The former West Germany international already divided opinion like no other during his more than 30 years as Bayern's general manager. Whenever he visited a stadium, coins and insults came his way as nothing but hatred awaited him at many stadia. The Bayern fans on the other hand absolutely loved "their Uli". When he stepped down as club president some four years ago, even the rest of Germany slowly started to believe that he was not the personification of evil after all. The man who previously kept his distance on all occasions was showing signs of a warm character.
Hoeness helped numerous Bayern players in difficult positions. Hoeness saved entire football clubs. He gave rivals such as Borussia Dortmund financial support. He donated huge amounts of money, set up charities, helped and supported people wherever he could.

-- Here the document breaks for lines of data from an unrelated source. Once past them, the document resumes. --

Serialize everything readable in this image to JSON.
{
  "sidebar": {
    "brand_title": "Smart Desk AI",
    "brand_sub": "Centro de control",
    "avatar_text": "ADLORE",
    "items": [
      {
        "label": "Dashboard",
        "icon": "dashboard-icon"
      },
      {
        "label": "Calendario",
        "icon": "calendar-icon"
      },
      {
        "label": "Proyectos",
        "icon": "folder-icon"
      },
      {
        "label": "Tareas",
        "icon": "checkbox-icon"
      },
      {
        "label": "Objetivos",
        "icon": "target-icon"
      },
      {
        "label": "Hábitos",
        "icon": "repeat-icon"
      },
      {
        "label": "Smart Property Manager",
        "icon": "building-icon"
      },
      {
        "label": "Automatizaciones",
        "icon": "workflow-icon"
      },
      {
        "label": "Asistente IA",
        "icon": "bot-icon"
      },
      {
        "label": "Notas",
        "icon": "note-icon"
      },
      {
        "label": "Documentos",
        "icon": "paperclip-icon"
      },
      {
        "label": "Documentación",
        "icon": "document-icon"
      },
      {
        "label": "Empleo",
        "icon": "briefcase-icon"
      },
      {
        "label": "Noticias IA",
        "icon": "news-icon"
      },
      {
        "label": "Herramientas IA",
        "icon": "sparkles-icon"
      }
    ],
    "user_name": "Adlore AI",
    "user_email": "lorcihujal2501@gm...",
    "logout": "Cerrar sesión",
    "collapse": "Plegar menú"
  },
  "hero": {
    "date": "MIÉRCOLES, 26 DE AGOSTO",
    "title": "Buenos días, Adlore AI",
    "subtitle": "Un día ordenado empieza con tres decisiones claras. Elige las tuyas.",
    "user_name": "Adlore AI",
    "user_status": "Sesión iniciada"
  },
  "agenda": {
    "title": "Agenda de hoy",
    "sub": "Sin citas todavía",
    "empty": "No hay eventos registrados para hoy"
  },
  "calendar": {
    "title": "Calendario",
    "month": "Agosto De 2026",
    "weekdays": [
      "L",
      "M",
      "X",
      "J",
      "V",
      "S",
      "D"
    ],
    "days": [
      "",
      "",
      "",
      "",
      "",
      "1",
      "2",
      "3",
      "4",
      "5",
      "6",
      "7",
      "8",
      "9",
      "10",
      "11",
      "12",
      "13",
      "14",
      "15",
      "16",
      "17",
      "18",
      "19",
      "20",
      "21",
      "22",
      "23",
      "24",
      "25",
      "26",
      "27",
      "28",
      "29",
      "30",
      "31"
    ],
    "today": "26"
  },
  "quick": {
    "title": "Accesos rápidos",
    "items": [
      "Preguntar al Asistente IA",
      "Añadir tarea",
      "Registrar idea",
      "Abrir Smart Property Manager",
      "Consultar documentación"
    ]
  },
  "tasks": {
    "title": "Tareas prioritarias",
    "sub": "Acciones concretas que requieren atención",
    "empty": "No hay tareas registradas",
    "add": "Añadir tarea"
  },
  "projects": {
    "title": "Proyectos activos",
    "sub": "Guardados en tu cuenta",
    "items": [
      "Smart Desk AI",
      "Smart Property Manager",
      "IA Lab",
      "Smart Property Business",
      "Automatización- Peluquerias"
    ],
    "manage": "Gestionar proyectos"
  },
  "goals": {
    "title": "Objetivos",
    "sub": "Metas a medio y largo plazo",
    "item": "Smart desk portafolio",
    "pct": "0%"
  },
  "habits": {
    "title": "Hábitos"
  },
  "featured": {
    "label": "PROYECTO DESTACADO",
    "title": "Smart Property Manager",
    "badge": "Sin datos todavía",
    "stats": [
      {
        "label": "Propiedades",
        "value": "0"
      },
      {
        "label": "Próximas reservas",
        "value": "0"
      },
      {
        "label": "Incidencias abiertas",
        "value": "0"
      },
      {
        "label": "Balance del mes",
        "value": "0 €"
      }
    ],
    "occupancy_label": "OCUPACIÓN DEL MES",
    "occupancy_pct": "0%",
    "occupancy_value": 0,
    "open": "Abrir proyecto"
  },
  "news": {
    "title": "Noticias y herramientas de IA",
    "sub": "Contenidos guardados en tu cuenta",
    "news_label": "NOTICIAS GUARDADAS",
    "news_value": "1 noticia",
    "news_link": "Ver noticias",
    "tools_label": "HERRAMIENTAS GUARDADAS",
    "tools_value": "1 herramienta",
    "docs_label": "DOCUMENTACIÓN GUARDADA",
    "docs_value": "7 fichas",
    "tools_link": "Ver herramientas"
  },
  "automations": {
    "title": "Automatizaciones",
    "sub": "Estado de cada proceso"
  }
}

And tried to stay away from publicity while doing so. Hoeness was a role model.
And he was presented as such by Spiegel magazine when it profiled him in 2013. Chancellor Angela Merkel invited him to the chancellery, Bavarian prime minister Horst Seehofer turned to him for his advice. Many regarded him as a future president of Germany.
Hoeness never went into politics, though. Instead, he enjoyed his role as a personal advisor to some of the most powerful people in Germany. Hoeness, the moralist. Like in the case of Christoph Daum, when he stressed that a drug user should not be Germany coach. Or later on when he heavily criticized the German judicial system in the case of ex-Bayern defender Breno. Hoeness thus developed a reputation as one of the holy men of German football, right until he fell off his perch this week. All of a sudden it was Hoeness, the tax evader. Hoeness, the criminal.
Is this Hoeness still worthy of a position at Bayern? It will be up to the Bundesliga champions to answer that question. What is clear, however, is that Hoeness' spotless reputation will be tainted forever. An example has been made out of Hoeness and he's no longer the role model he once was.